Work order –
Print the whole listing again, exactly as it stands.

--*--

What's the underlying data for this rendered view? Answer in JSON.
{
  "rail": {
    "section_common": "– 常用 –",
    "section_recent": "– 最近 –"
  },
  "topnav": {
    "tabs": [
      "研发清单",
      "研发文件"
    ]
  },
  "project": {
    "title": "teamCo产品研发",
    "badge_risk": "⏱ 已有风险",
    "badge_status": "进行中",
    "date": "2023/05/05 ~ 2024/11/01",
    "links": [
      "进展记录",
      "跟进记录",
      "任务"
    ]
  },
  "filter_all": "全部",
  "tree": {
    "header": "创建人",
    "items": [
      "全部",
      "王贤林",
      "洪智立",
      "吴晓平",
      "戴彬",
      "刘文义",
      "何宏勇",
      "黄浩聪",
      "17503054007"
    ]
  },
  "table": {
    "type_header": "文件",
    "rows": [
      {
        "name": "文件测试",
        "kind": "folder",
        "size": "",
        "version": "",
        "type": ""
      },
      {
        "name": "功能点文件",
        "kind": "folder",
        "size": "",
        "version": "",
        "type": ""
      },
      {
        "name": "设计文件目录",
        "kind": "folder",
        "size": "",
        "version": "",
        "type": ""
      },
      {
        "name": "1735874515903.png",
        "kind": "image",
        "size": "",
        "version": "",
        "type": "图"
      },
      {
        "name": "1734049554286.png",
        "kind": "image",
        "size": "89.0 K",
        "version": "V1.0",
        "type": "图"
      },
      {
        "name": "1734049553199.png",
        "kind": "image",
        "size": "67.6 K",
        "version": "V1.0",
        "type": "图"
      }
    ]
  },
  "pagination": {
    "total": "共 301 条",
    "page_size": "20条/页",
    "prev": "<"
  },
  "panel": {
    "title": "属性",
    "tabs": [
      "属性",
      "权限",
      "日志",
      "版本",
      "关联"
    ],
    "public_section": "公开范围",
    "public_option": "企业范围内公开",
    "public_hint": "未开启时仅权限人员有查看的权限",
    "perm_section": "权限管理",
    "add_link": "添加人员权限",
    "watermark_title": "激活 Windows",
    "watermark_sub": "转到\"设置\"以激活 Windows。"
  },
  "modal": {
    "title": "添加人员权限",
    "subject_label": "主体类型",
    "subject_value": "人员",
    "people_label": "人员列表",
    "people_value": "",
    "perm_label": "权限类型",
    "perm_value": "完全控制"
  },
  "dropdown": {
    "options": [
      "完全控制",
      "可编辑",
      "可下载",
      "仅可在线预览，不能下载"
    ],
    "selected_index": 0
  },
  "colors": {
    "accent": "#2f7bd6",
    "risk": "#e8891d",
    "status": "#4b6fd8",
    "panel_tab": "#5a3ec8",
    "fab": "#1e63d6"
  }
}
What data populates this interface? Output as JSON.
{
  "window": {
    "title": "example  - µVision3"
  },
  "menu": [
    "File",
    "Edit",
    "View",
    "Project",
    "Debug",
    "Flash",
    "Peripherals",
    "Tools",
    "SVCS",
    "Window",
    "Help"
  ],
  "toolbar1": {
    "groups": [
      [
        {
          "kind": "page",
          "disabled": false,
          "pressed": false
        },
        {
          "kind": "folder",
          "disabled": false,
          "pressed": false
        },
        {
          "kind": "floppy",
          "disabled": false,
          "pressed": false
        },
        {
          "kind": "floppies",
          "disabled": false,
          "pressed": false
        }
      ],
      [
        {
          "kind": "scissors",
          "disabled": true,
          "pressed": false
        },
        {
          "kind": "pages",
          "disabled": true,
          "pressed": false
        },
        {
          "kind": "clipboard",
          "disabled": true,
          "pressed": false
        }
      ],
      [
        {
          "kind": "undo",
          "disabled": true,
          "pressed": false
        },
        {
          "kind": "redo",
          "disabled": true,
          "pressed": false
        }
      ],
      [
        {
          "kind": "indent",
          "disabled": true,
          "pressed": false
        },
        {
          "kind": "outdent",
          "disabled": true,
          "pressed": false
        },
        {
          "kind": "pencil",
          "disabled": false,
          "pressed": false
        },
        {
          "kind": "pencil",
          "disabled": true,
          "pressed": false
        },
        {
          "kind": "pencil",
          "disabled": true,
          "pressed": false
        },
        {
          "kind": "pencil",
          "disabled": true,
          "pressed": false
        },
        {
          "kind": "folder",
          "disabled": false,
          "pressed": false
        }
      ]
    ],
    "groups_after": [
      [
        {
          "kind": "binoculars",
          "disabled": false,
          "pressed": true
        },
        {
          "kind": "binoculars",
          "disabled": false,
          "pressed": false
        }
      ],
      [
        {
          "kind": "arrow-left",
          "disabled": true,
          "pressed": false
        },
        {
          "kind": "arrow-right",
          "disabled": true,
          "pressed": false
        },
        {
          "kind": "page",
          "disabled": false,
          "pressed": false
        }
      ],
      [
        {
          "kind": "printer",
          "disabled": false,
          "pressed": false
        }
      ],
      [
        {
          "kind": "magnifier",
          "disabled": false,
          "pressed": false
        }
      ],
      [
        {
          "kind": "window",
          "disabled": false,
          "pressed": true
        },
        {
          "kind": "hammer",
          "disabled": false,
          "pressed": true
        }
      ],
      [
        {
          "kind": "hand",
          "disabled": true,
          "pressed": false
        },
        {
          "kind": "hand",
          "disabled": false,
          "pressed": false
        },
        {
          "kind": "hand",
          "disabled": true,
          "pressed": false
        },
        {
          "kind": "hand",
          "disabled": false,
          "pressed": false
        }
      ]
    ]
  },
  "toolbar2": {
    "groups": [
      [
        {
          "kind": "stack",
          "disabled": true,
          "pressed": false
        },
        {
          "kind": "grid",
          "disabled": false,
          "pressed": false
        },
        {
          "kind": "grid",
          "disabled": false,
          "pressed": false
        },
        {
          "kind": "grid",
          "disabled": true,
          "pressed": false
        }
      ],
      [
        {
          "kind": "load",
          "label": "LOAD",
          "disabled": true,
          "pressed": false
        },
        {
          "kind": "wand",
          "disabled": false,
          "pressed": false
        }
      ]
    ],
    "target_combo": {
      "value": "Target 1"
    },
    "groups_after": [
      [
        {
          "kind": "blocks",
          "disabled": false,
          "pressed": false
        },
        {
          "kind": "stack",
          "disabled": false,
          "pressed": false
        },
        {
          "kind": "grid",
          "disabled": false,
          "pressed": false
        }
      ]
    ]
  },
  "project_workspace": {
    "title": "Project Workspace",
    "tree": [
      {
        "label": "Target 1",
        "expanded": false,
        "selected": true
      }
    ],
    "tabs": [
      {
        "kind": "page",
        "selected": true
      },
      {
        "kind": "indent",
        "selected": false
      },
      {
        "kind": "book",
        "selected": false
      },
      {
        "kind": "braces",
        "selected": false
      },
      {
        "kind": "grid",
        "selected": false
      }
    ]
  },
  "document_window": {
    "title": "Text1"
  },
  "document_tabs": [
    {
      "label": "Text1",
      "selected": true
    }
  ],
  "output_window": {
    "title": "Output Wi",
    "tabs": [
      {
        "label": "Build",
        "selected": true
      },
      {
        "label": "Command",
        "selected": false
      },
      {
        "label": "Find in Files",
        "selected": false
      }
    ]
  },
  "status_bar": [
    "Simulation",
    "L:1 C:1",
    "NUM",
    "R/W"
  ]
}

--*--

Written solution –
What's the underlying data for this rendered view? Answer in JSON.
{
  "rail": {
    "section_common": "– 常用 –",
    "section_recent": "– 最近 –"
  },
  "topnav": {
    "tabs": [
      "研发清单",
      "研发文件"
    ]
  },
  "project": {
    "title": "teamCo产品研发",
    "badge_risk": "⏱ 已有风险",
    "badge_status": "进行中",
    "date": "2023/05/05 ~ 2024/11/01",
    "links": [
      "进展记录",
      "跟进记录",
      "任务"
    ]
  },
  "filter_all": "全部",
  "tree": {
    "header": "创建人",
    "items": [
      "全部",
      "王贤林",
      "洪智立",
      "吴晓平",
      "戴彬",
      "刘文义",
      "何宏勇",
      "黄浩聪",
      "17503054007"
    ]
  },
  "table": {
    "type_header": "文件",
    "rows": [
      {
        "name": "文件测试",
        "kind": "folder",
        "size": "",
        "version": "",
        "type": ""
      },
      {
        "name": "功能点文件",
        "kind": "folder",
        "size": "",
        "version": "",
        "type": ""
      },
      {
        "name": "设计文件目录",
        "kind": "folder",
        "size": "",
        "version": "",
        "type": ""
      },
      {
        "name": "1735874515903.png",
        "kind": "image",
        "size": "",
        "version": "",
        "type": "图"
      },
      {
        "name": "1734049554286.png",
        "kind": "image",
        "size": "89.0 K",
        "version": "V1.0",
        "type": "图"
      },
      {
        "name": "1734049553199.png",
        "kind": "image",
        "size": "67.6 K",
        "version": "V1.0",
        "type": "图"
      }
    ]
  },
  "pagination": {
    "total": "共 301 条",
    "page_size": "20条/页",
    "prev": "<"
  },
  "panel": {
    "title": "属性",
    "tabs": [
      "属性",
      "权限",
      "日志",
      "版本",
      "关联"
    ],
    "public_section": "公开范围",
    "public_option": "企业范围内公开",
    "public_hint": "未开启时仅权限人员有查看的权限",
    "perm_section": "权限管理",
    "add_link": "添加人员权限",
    "watermark_title": "激活 Windows",
    "watermark_sub": "转到\"设置\"以激活 Windows。"
  },
  "modal": {
    "title": "添加人员权限",
    "subject_label": "主体类型",
    "subject_value": "人员",
    "people_label": "人员列表",
    "people_value": "",
    "perm_label": "权限类型",
    "perm_value": "完全控制"
  },
  "dropdown": {
    "options": [
      "完全控制",
      "可编辑",
      "可下载",
      "仅可在线预览，不能下载"
    ],
    "selected_index": 0
  },
  "colors": {
    "accent": "#2f7bd6",
    "risk": "#e8891d",
    "status": "#4b6fd8",
    "panel_tab": "#5a3ec8",
    "fab": "#1e63d6"
  }
}
What data populates this interface? Output as JSON.
{
  "window": {
    "title": "example  - µVision3"
  },
  "menu": [
    "File",
    "Edit",
    "View",
    "Project",
    "Debug",
    "Flash",
    "Peripherals",
    "Tools",
    "SVCS",
    "Window",
    "Help"
  ],
  "toolbar1": {
    "groups": [
      [
        {
          "kind": "page",
          "disabled": false,
          "pressed": false
        },
        {
          "kind": "folder",
          "disabled": false,
          "pressed": false
        },
        {
          "kind": "floppy",
          "disabled": false,
          "pressed": false
        },
        {
          "kind": "floppies",
          "disabled": false,
          "pressed": false
        }
      ],
      [
        {
          "kind": "scissors",
          "disabled": true,
          "pressed": false
        },
        {
          "kind": "pages",
          "disabled": true,
          "pressed": false
        },
        {
          "kind": "clipboard",
          "disabled": true,
          "pressed": false
        }
      ],
      [
        {
          "kind": "undo",
          "disabled": true,
          "pressed": false
        },
        {
          "kind": "redo",
          "disabled": true,
          "pressed": false
        }
      ],
      [
        {
          "kind": "indent",
          "disabled": true,
          "pressed": false
        },
        {
          "kind": "outdent",
          "disabled": true,
          "pressed": false
        },
        {
          "kind": "pencil",
          "disabled": false,
          "pressed": false
        },
        {
          "kind": "pencil",
          "disabled": true,
          "pressed": false
        },
        {
          "kind": "pencil",
          "disabled": true,
          "pressed": false
        },
        {
          "kind": "pencil",
          "disabled": true,
          "pressed": false
        },
        {
          "kind": "folder",
          "disabled": false,
          "pressed": false
        }
      ]
    ],
    "groups_after": [
      [
        {
          "kind": "binoculars",
          "disabled": false,
          "pressed": true
        },
        {
          "kind": "binoculars",
          "disabled": false,
          "pressed": false
        }
      ],
      [
        {
          "kind": "arrow-left",
          "disabled": true,
          "pressed": false
        },
        {
          "kind": "arrow-right",
          "disabled": true,
          "pressed": false
        },
        {
          "kind": "page",
          "disabled": false,
          "pressed": false
        }
      ],
      [
        {
          "kind": "printer",
          "disabled": false,
          "pressed": false
        }
      ],
      [
        {
          "kind": "magnifier",
          "disabled": false,
          "pressed": false
        }
      ],
      [
        {
          "kind": "window",
          "disabled": false,
          "pressed": true
        },
        {
          "kind": "hammer",
          "disabled": false,
          "pressed": true
        }
      ],
      [
        {
          "kind": "hand",
          "disabled": true,
          "pressed": false
        },
        {
          "kind": "hand",
          "disabled": false,
          "pressed": false
        },
        {
          "kind": "hand",
          "disabled": true,
          "pressed": false
        },
        {
          "kind": "hand",
          "disabled": false,
          "pressed": false
        }
      ]
    ]
  },
  "toolbar2": {
    "groups": [
      [
        {
          "kind": "stack",
          "disabled": true,
          "pressed": false
        },
        {
          "kind": "grid",
          "disabled": false,
          "pressed": false
        },
        {
          "kind": "grid",
          "disabled": false,
          "pressed": false
        },
        {
          "kind": "grid",
          "disabled": true,
          "pressed": false
        }
      ],
      [
        {
          "kind": "load",
          "label": "LOAD",
          "disabled": true,
          "pressed": false
        },
        {
          "kind": "wand",
          "disabled": false,
          "pressed": false
        }
      ]
    ],
    "target_combo": {
      "value": "Target 1"
    },
    "groups_after": [
      [
        {
          "kind": "blocks",
          "disabled": false,
          "pressed": false
        },
        {
          "kind": "stack",
          "disabled": false,
          "pressed": false
        },
        {
          "kind": "grid",
          "disabled": false,
          "pressed": false
        }
      ]
    ]
  },
  "project_workspace": {
    "title": "Project Workspace",
    "tree": [
      {
        "label": "Target 1",
        "expanded": false,
        "selected": true
      }
    ],
    "tabs": [
      {
        "kind": "page",
        "selected": true
      },
      {
        "kind": "indent",
        "selected": false
      },
      {
        "kind": "book",
        "selected": false
      },
      {
        "kind": "braces",
        "selected": false
      },
      {
        "kind": "grid",
        "selected": false
      }
    ]
  },
  "document_window": {
    "title": "Text1"
  },
  "document_tabs": [
    {
      "label": "Text1",
      "selected": true
    }
  ],
  "output_window": {
    "title": "Output Wi",
    "tabs": [
      {
        "label": "Build",
        "selected": true
      },
      {
        "label": "Command",
        "selected": false
      },
      {
        "label": "Find in Files",
        "selected": false
      }
    ]
  },
  "status_bar": [
    "Simulation",
    "L:1 C:1",
    "NUM",
    "R/W"
  ]
}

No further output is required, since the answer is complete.